§ 4. Mr. Tom Harris (Glasgow, Cathcart)
What steps she is taking to encourage people in Scotland to register to vote. 
§ The Minister of State, Scotland Office (Mr. George Foulkes)
In February this year, my right hon. Friend launched a major publicity campaign to encourage people in Scotland to register to vote, following the introduction of rolling registration by the Representation of the People Act 2000. However, from 1 July, encouraging people to participate in the democratic process became the responsibility of the new Electoral Commission.
§ Mr. Harris

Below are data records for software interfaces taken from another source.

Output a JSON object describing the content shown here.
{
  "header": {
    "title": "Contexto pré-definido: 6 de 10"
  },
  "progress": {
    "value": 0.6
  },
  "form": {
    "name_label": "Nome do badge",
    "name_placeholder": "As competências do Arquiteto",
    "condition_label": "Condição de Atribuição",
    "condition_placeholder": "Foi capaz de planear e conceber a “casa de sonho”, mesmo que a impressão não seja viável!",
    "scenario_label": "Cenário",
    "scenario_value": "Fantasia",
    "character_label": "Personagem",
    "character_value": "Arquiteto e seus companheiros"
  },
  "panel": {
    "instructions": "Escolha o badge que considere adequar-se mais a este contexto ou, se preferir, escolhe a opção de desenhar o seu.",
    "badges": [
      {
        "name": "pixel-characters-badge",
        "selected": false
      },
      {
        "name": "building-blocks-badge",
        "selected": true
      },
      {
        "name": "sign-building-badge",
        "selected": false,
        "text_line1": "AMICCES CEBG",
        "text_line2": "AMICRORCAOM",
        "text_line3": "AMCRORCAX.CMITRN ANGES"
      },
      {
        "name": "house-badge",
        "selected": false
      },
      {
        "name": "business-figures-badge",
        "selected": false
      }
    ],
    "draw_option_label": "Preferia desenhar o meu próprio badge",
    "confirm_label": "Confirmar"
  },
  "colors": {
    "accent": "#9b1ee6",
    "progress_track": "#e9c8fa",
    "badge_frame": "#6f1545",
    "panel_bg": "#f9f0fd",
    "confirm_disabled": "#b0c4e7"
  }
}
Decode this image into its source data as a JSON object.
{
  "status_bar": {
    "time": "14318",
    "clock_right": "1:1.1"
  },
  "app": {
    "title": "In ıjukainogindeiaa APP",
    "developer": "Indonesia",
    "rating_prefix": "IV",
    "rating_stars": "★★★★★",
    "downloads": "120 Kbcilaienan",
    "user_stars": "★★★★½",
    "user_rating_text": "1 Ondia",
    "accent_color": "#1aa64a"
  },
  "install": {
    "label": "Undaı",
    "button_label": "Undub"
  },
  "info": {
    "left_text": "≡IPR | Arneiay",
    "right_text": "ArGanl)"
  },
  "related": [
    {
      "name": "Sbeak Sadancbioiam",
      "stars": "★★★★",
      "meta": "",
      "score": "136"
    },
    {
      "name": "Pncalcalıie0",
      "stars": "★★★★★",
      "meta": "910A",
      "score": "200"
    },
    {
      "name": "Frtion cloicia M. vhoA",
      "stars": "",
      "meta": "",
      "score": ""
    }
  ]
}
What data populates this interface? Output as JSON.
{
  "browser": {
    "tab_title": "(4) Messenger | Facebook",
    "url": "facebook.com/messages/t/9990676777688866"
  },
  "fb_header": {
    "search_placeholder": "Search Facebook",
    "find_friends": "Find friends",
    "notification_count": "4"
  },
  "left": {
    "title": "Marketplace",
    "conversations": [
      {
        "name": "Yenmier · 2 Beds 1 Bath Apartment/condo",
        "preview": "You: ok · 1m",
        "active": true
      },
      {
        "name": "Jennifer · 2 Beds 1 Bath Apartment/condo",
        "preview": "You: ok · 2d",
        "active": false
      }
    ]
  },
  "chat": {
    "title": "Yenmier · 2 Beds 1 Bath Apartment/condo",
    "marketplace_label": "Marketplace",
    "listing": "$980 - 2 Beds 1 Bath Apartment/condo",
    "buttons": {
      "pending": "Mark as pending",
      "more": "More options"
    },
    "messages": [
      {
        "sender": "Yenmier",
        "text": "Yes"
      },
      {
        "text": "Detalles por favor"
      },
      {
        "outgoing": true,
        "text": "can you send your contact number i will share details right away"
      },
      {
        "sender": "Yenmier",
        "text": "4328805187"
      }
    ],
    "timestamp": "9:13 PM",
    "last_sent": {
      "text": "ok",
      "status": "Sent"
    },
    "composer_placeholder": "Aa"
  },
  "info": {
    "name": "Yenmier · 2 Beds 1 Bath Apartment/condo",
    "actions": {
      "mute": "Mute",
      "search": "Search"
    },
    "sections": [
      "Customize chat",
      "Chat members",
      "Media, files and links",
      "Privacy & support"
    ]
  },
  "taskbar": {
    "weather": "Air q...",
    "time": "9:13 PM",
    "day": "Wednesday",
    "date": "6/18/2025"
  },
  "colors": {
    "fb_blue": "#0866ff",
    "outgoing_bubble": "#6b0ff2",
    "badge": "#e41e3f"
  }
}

During the general election, I encountered a number of constituents, many of them young people, who had not registered to vote despite being legally obliged to do so. Is my hon. Friend aware that Glasgow city council expects to identify no more than 80 per cent. of all eligible voters for inclusion in next year's electoral register? Given that it is pointless to encourage people to come out and vote unless they are registered in the first place, does he agree that it is about time that we reminded the public that they face individual fines of up to £1,000 for failing to return a completed electoral registration form?
§ Mr. Foulkes
Low registration certainly depresses me. Glasgow city council aims for 100 per cent. registration, and I encourage people to register. After all, women fought for the vote—they chained themselves to railings and threw themselves in front of race horses to get the vote. When visiting Chile after the dictatorship, I saw people queueing to vote because they recognised the importance of democracy. After 11 September, we, too, ought to recognise the importance of democracy. Young people, above all, should recognise that, register to vote, then vote—and vote Labour.